Euterpe, genus Euterpe - a monocotyledonous genus of graceful palm trees in tropical America
References in classic literature ?
Cabbage palm and gray plum, pisang and scitamine they found in abundance, with wild pineapple, and occasionally small mammals, birds, eggs, reptiles, and insects.
Here the woods were ornamented by the Cabbage Palm -- one of the most beautiful of its family.
The Anhinga Wildfire is estimated to be approximately 10 acres and is burning in a mixture of grass, pine, and cabbage palm.
Look for the spring gobblers in areas that have cabbage palm flats.
Answer: The sabal palmetto, also called the cabbage palm.
A GREAT way to add a tropical look and feel to the garden, Cordyline australis 'Red Star' - the cabbage palm - will produce exotic sword-like red foliage all year round.
or Another plant to feed into this exotic mix is Cordyline australis, the New Zealand cabbage palm, often used as a centrepiece for formal flower beds, which develops a stem that shoots up towards the sky, giving the appearance of an exotic palm.
I, too, would like to know why my cabbage palm, Cordyline australis, seems to have died.
He concentrated mainly on the village, planting of trees for shaping, especially Irish Yews and Cabbage Palm for exotic effect, hedges and pleached trees.
A The acai (pronounced AH-sigh-EE) berry is the fruit of the acai palm, or cabbage palm, and is indigenous to the northern part of South America.
To determine whether RPM females were able to establish and oviposit on selected native palms of Florida, the behavior of single young females in single leaf discs was observed on coconut, needle palm, saw palmetto, cabbage palm, and dwarf palmetto.
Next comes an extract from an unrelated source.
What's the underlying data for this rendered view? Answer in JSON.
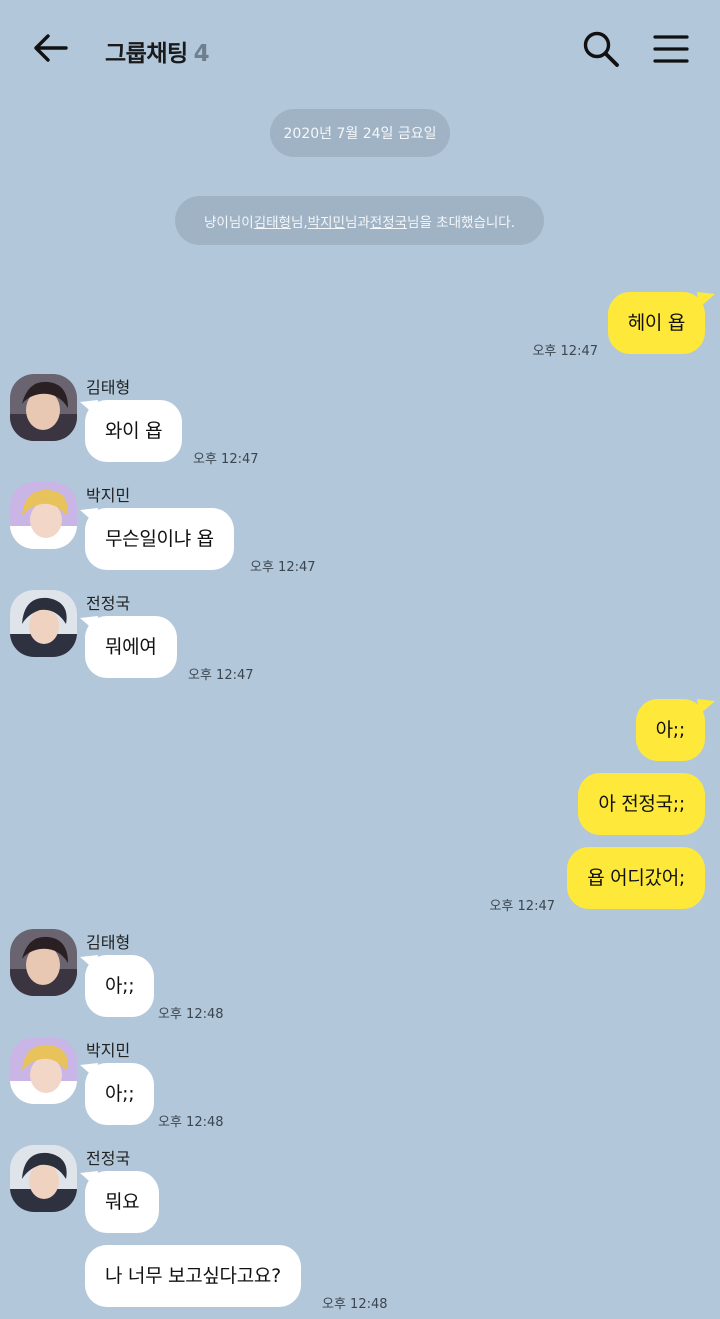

Perhaps it has been imported into Texas from Florida with a planting of tropical or semi-tropical ornamentals; Litte (1977) and Clouse (1995, 1997) found nests of this taxon only on saw palmetto (Serenoa repens) or cabbage palm (Sabal palmetto), but it has also been found nesting on oaks (Hermann et al.